After graduating, Kehat joined medical device maker Mazor Robotics, where he was a clinical and sales manager for several years. Lanternari started his career as an engineer with Novocure, an oncology company that develops treatments for patients with solid tumors. He later worked for a company that managed engineering and infrastructure projects.
Both men left their jobs in 2013 to focus on Nanobébé. At the outset, they personally invested “hundred of thousands” of dollars of their own savings. But eventually they sought funding.
To date, the business has raised several million dollars from Israeli venture capital firms and InterTech Group, a privately-held holding company.
Nanobébé now employs 30 people and its bottle has won a number of industry awards, including TTPM [Toys, Tots, Pets & Mom] Best of Baby Award for 2018.
While the recognition is welcome, Kehat said the company’s mission is to keep the products affordable for parents. Prices range from $22.99 for a 3-pack of bottles to $49.99 for a “starter pack” with four bottles, two pacifiers and a bottle warming bowl.
As the company expands sales globally — the brand is also available in Israel, France, Belgium and Canada — Kehat says Nanobébé’s team is working ahead on other innovative products.
“To get this kind of pickup for our first product in our launch year was completely unexpected,” says Kehat, adding that sales in just the first few months are “going amazing.”

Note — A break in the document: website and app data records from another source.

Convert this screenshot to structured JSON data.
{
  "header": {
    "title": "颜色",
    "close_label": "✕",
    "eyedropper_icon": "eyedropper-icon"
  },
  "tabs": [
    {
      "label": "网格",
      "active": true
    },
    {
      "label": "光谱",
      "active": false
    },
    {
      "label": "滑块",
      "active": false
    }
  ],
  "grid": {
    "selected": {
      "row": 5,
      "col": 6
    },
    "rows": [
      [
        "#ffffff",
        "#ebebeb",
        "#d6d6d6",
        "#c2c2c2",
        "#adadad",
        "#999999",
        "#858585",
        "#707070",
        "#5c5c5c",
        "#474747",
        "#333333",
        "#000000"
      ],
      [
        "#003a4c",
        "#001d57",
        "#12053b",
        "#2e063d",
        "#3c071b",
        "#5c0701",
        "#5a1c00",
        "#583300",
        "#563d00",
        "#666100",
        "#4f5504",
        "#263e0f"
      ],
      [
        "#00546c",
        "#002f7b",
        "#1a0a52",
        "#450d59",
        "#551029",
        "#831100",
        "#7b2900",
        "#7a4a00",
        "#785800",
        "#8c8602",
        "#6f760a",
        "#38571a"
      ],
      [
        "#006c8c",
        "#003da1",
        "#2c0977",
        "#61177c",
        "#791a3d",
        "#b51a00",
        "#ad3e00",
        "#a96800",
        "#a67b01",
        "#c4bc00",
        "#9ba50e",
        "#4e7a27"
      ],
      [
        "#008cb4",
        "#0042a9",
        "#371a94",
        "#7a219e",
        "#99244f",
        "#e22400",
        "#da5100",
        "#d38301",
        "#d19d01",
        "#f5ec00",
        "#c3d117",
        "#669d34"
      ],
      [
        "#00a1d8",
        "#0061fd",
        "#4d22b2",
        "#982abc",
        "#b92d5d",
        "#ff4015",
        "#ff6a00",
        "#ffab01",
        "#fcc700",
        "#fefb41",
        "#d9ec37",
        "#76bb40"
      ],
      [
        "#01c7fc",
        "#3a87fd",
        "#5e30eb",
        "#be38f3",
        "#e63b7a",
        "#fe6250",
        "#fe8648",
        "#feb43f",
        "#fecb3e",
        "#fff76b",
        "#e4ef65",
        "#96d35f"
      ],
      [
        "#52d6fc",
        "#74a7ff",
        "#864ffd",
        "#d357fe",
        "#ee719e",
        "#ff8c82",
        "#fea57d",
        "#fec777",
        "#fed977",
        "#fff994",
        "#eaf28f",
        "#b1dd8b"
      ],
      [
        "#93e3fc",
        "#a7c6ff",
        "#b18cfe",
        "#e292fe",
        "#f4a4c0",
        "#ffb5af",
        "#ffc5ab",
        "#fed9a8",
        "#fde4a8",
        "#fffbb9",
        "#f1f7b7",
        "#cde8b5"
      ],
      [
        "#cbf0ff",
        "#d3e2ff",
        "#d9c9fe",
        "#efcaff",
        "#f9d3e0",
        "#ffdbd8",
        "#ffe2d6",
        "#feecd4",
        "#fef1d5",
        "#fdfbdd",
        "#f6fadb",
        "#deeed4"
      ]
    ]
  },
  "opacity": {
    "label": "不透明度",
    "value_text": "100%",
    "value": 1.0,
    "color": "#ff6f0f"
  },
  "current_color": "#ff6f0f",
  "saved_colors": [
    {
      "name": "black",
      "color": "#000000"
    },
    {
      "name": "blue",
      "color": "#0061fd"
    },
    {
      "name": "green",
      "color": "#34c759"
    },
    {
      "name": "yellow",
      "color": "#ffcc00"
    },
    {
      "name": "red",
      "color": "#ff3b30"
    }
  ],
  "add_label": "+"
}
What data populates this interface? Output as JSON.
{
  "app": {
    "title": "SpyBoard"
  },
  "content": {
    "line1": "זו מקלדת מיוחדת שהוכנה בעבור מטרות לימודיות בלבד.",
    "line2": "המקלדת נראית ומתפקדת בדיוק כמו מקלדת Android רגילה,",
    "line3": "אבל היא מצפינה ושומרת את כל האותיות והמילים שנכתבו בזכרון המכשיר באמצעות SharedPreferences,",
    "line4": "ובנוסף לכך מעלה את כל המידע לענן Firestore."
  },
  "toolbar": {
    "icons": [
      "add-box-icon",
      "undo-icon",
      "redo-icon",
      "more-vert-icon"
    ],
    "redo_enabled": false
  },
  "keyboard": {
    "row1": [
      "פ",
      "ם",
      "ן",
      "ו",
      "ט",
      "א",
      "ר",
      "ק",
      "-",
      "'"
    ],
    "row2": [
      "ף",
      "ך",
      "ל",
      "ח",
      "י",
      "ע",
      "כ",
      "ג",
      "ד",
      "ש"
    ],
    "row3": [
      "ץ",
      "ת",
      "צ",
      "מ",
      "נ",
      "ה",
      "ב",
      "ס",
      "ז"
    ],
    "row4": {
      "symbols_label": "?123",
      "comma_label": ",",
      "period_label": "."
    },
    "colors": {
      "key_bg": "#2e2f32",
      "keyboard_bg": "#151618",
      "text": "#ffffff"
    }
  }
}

“Our innovation isn’t just for babies,” he says. “It’s for everyone’s benefit — moms, dads and caregivers.”